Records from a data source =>
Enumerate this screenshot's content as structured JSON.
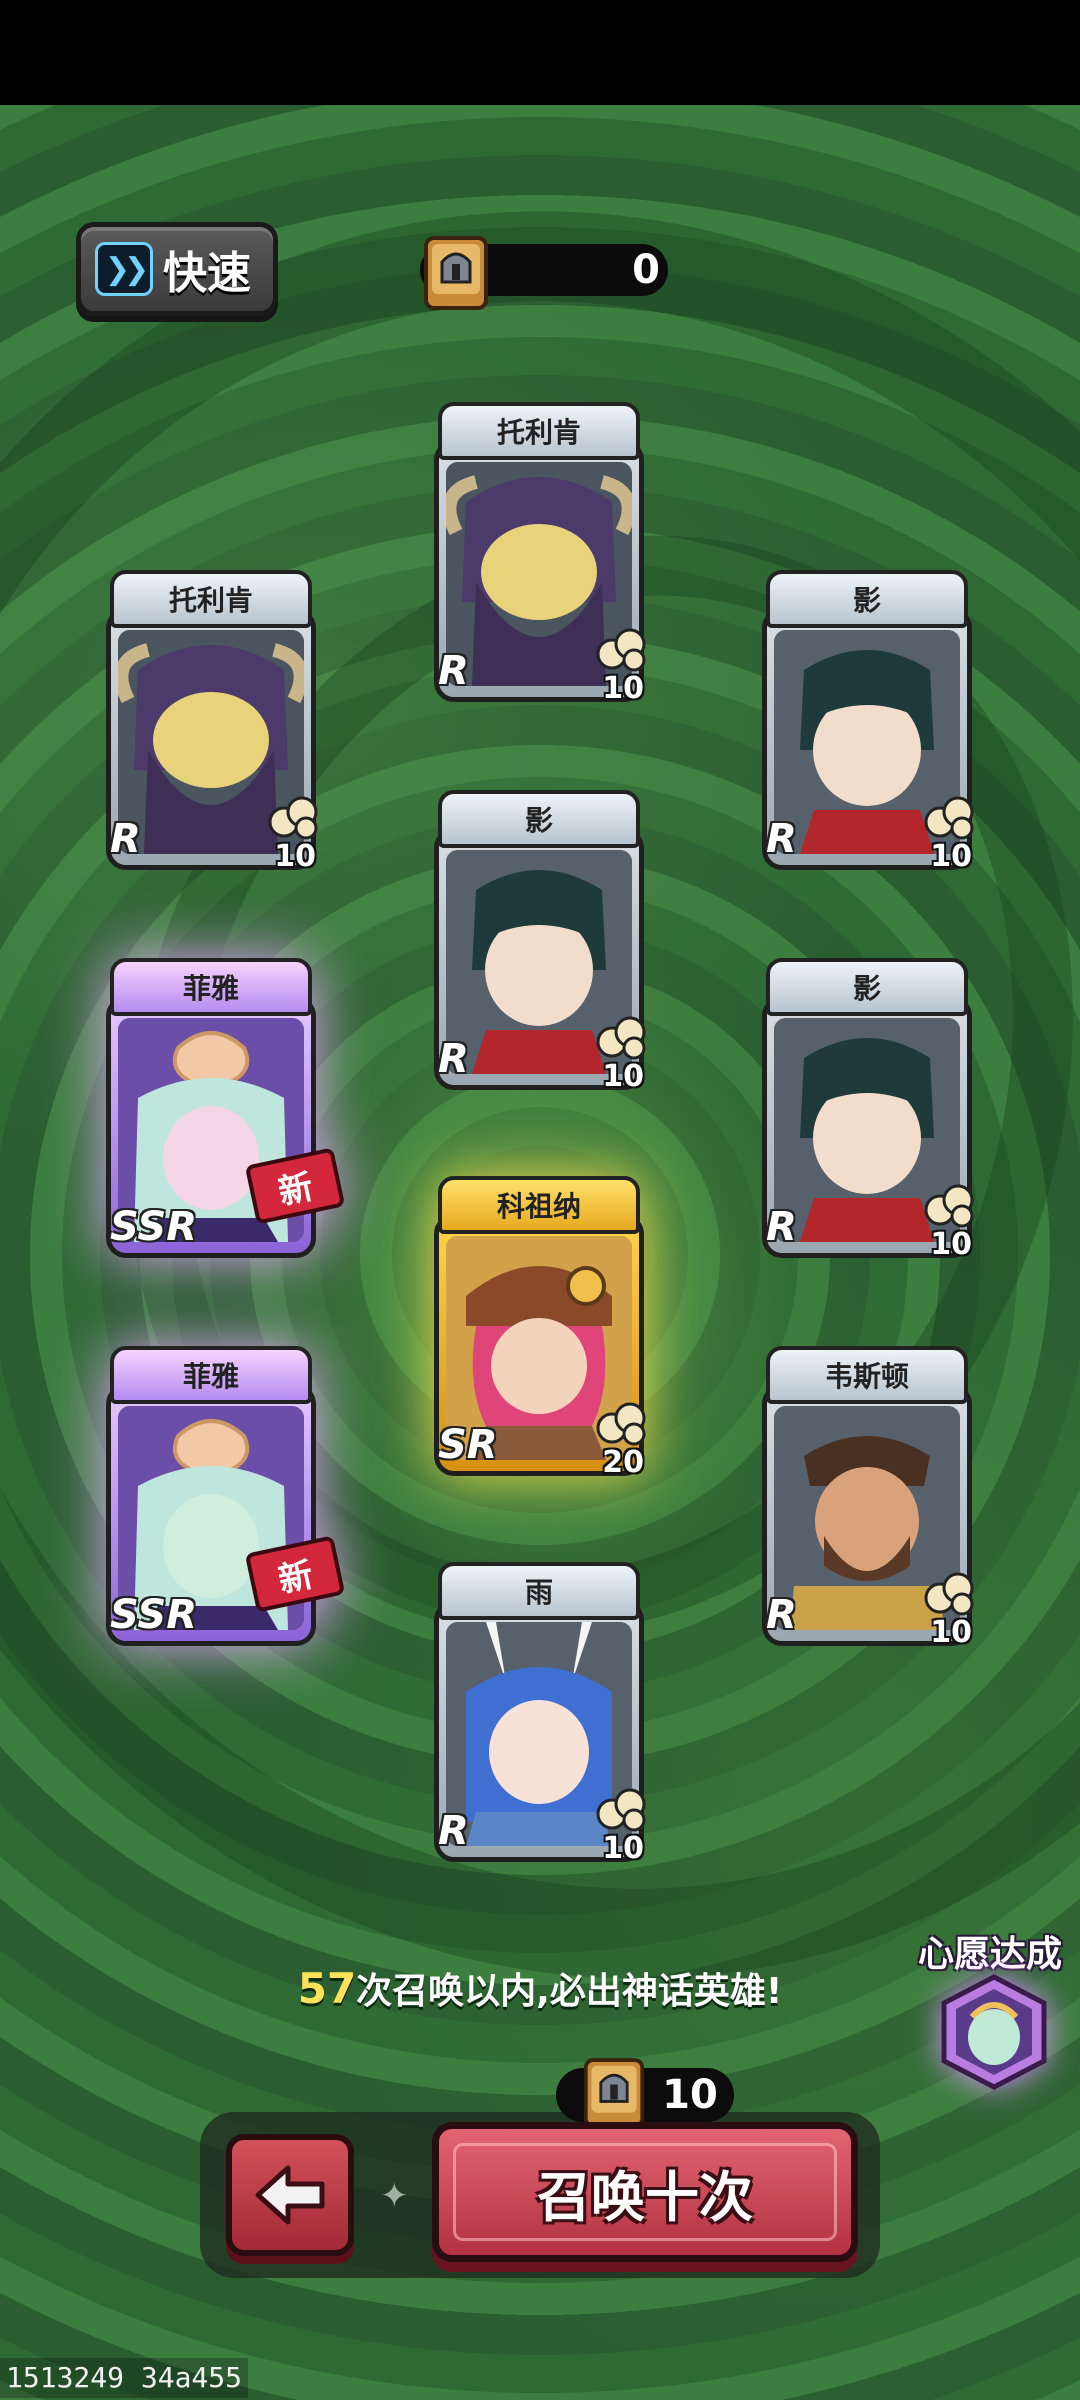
{
  "top_bar": {
    "speed_label": "快速",
    "currency_value": "0",
    "speed_icon": "fast-forward-icon",
    "currency_icon": "helmet-ticket-icon"
  },
  "cards": [
    {
      "name": "托利肯",
      "rarity": "R",
      "count": "10",
      "tier": "common",
      "is_new": false
    },
    {
      "name": "托利肯",
      "rarity": "R",
      "count": "10",
      "tier": "common",
      "is_new": false
    },
    {
      "name": "影",
      "rarity": "R",
      "count": "10",
      "tier": "common",
      "is_new": false
    },
    {
      "name": "影",
      "rarity": "R",
      "count": "10",
      "tier": "common",
      "is_new": false
    },
    {
      "name": "菲雅",
      "rarity": "SSR",
      "count": "",
      "tier": "ssr",
      "is_new": true,
      "new_label": "新"
    },
    {
      "name": "影",
      "rarity": "R",
      "count": "10",
      "tier": "common",
      "is_new": false
    },
    {
      "name": "科祖纳",
      "rarity": "SR",
      "count": "20",
      "tier": "sr",
      "is_new": false
    },
    {
      "name": "菲雅",
      "rarity": "SSR",
      "count": "",
      "tier": "ssr",
      "is_new": true,
      "new_label": "新"
    },
    {
      "name": "韦斯顿",
      "rarity": "R",
      "count": "10",
      "tier": "common",
      "is_new": false
    },
    {
      "name": "雨",
      "rarity": "R",
      "count": "10",
      "tier": "common",
      "is_new": false
    }
  ],
  "pity": {
    "count": "57",
    "text": "次召唤以内,必出神话英雄!"
  },
  "wish": {
    "label": "心愿达成"
  },
  "summon": {
    "cost": "10",
    "label": "召唤十次",
    "back_icon": "back-arrow-icon"
  },
  "footer": {
    "id_text": "1513249 34a455"
  },
  "colors": {
    "accent_red": "#c93a48",
    "pity_number": "#ffe25a",
    "background_green": "#2e6433"
  }
}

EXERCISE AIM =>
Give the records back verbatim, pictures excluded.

TASK RESULT =>
Enumerate this screenshot's content as structured JSON.
{
  "top_bar": {
    "speed_label": "快速",
    "currency_value": "0",
    "speed_icon": "fast-forward-icon",
    "currency_icon": "helmet-ticket-icon"
  },
  "cards": [
    {
      "name": "托利肯",
      "rarity": "R",
      "count": "10",
      "tier": "common",
      "is_new": false
    },
    {
      "name": "托利肯",
      "rarity": "R",
      "count": "10",
      "tier": "common",
      "is_new": false
    },
    {
      "name": "影",
      "rarity": "R",
      "count": "10",
      "tier": "common",
      "is_new": false
    },
    {
      "name": "影",
      "rarity": "R",
      "count": "10",
      "tier": "common",
      "is_new": false
    },
    {
      "name": "菲雅",
      "rarity": "SSR",
      "count": "",
      "tier": "ssr",
      "is_new": true,
      "new_label": "新"
    },
    {
      "name": "影",
      "rarity": "R",
      "count": "10",
      "tier": "common",
      "is_new": false
    },
    {
      "name": "科祖纳",
      "rarity": "SR",
      "count": "20",
      "tier": "sr",
      "is_new": false
    },
    {
      "name": "菲雅",
      "rarity": "SSR",
      "count": "",
      "tier": "ssr",
      "is_new": true,
      "new_label": "新"
    },
    {
      "name": "韦斯顿",
      "rarity": "R",
      "count": "10",
      "tier": "common",
      "is_new": false
    },
    {
      "name": "雨",
      "rarity": "R",
      "count": "10",
      "tier": "common",
      "is_new": false
    }
  ],
  "pity": {
    "count": "57",
    "text": "次召唤以内,必出神话英雄!"
  },
  "wish": {
    "label": "心愿达成"
  },
  "summon": {
    "cost": "10",
    "label": "召唤十次",
    "back_icon": "back-arrow-icon"
  },
  "footer": {
    "id_text": "1513249 34a455"
  },
  "colors": {
    "accent_red": "#c93a48",
    "pity_number": "#ffe25a",
    "background_green": "#2e6433"
  }
}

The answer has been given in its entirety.